◆ TASK INPUT:
+ + + + +

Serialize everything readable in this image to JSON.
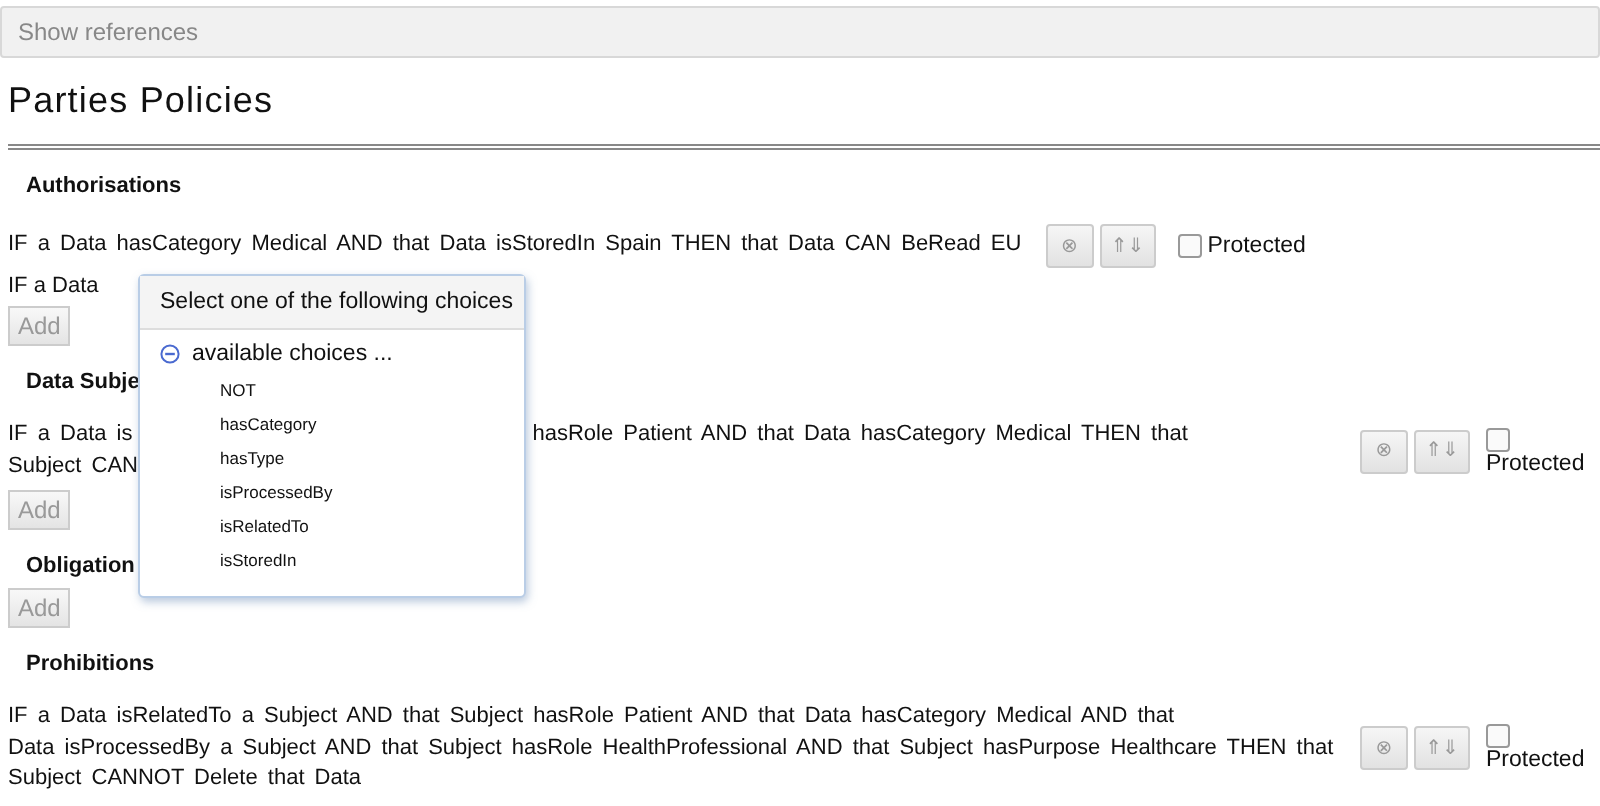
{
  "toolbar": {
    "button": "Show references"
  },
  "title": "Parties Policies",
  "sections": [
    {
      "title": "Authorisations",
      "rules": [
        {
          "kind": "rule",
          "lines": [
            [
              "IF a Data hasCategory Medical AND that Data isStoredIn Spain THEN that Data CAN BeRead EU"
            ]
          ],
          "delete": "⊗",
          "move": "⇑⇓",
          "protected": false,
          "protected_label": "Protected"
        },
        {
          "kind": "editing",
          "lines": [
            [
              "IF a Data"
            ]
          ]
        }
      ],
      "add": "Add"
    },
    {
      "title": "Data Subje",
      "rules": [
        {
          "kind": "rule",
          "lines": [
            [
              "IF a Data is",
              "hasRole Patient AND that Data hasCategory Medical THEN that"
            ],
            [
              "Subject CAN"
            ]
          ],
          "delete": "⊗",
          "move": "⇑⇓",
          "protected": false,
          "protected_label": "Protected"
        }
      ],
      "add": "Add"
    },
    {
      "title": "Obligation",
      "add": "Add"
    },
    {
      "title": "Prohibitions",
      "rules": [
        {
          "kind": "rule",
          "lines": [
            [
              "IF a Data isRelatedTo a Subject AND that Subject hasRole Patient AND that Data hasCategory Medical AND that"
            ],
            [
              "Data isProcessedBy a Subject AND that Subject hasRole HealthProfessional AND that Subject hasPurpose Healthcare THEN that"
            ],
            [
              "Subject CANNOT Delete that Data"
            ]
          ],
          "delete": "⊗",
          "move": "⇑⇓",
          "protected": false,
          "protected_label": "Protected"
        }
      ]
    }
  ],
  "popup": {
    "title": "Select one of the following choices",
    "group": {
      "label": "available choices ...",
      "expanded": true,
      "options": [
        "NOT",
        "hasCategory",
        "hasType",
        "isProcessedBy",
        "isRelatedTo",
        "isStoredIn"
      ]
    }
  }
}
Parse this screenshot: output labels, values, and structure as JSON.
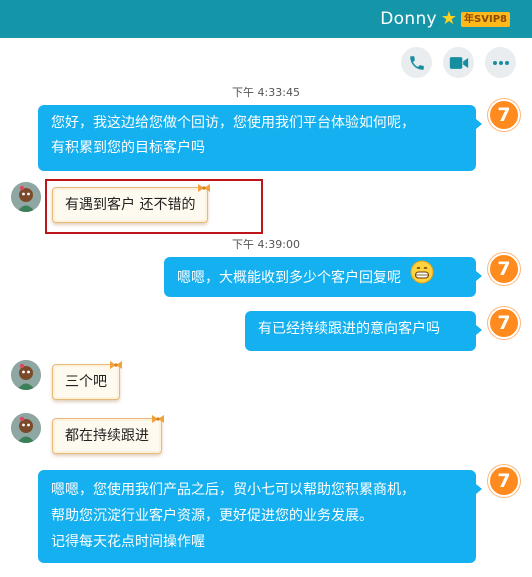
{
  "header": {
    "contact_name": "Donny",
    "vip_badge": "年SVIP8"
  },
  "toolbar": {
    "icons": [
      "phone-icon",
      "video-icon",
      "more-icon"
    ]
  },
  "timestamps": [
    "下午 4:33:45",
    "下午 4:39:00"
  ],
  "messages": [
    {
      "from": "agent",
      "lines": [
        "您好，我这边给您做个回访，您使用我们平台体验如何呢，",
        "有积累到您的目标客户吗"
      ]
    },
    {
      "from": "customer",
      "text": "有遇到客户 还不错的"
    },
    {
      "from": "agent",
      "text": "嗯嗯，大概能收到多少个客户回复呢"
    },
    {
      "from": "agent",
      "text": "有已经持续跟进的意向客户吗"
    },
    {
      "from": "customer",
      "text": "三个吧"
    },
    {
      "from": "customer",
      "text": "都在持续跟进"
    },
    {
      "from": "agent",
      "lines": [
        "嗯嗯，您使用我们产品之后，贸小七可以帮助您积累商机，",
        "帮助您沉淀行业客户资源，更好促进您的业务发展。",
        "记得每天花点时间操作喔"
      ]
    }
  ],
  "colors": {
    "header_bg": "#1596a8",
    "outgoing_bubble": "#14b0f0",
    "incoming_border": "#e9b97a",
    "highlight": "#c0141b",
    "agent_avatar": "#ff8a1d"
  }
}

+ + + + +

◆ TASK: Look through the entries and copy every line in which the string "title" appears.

◆ PROBLEM SOLUTION:
  "title": "Parties Policies",
      "title": "Authorisations",
      "title": "Data Subje",
      "title": "Obligation",
      "title": "Prohibitions",
    "title": "Select one of the following choices",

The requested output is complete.